first_imgRevenue fell to $394.8 million compared to $462.3 million in 2005. Katzenberg was optimistic about the company’s 2007 and 2008 release slate. The company is releasing the third installment in its “Shrek” franchise in May and “Bee Movie” in the fall. Next year, the company is planning on releasing “Kung Fu Panda,” starring Jack Black, and a sequel to “Madagascar.” “For the first time since going public, we will be executing on the business model that we first envisioned, releasing one original film and one sequel,” Katzenberg said. The company went public in October 2004.160Want local news?Sign up for the Localist and stay informed Something went wrong. Please try again.subscribeCongratulations! You’re all set!

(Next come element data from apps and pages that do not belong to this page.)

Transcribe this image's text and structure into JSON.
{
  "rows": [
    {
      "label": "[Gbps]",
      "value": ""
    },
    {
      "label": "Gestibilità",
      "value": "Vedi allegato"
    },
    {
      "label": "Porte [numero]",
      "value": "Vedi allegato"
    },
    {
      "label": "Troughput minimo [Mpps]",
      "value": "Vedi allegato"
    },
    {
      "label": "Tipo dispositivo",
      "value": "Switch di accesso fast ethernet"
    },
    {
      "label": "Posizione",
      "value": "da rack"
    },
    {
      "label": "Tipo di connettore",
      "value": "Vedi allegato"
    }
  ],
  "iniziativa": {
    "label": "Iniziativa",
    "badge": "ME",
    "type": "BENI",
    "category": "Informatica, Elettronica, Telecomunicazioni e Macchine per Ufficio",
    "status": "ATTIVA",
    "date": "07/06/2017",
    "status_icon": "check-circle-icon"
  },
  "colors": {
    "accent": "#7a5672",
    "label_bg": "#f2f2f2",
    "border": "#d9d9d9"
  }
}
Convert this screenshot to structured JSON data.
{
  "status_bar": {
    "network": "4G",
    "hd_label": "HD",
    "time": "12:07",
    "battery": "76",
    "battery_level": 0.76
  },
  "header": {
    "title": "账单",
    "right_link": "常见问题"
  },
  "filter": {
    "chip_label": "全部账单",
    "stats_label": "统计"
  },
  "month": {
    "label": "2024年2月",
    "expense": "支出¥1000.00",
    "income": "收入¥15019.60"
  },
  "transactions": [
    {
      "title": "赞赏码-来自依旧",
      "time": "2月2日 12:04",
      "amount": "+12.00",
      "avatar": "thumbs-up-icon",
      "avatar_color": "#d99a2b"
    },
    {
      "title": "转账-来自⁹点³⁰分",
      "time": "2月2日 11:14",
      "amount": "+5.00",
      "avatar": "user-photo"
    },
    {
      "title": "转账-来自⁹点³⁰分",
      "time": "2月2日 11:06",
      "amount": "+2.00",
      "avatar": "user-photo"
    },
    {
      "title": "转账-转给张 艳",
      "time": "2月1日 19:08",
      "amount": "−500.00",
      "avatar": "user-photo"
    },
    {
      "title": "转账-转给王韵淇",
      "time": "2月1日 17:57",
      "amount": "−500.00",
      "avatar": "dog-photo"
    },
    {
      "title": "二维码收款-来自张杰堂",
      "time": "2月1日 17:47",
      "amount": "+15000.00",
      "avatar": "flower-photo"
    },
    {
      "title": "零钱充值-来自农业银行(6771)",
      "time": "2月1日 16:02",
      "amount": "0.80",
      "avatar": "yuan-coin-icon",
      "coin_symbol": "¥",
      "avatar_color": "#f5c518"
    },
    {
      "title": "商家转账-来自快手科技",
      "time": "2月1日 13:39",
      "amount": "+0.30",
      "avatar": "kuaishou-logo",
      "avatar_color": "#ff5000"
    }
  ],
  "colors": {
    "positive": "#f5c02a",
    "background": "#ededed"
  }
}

About half of the sales were driven by the release of “Over the Hedge” into the home video market. However, costs associated with sales – including the write-off – more than doubled at the same time to $219.9 million, offsetting revenue growth. Analysts surveyed by Thomson Financial had expected a loss of 42 cents per share on revenue of $158.9 million. Speaking during a conference call with Wall Street analysts, Chief Executive Jeffrey Katzenberg summed up the company’s 2006 performance as mixed. “While both of our overall home video performance and the theatrical success of `Over The Hedge’ were positive this year, our second release, `Flushed Away,’ did not live up to our expectations,” Katzenberg said. For the full year, the company reported net income of $15.1 million, or 15 cents per share, compared with $104.6 million, or $1.01 per share in the same prior-year period. DreamWorks Animation SKG Inc. said Tuesday it swung to a loss in the fourth quarter as the film animation studio took a partial write-off due to lackluster box office receipts for its film “Flushed Away.” For the three months ended Dec. 31, the Glendale-based company reported a net loss of $21.3 million, or 20 cents per share. The company posted net income of $63.2 million, or 61 cents per share, in the same quarter in 2005, which included a tax benefit and strong performance from the studio’s “Madagascar” DVD. The fourth-quarter results included a pre-tax charge of $109 million for the film “Flushed Away,” which did not perform well at the box office. The write-off of film costs reduced fourth-quarter earnings by 80 cents per share. Revenue rose to $204.3 million from $172.9 million in the prior-year period. last_img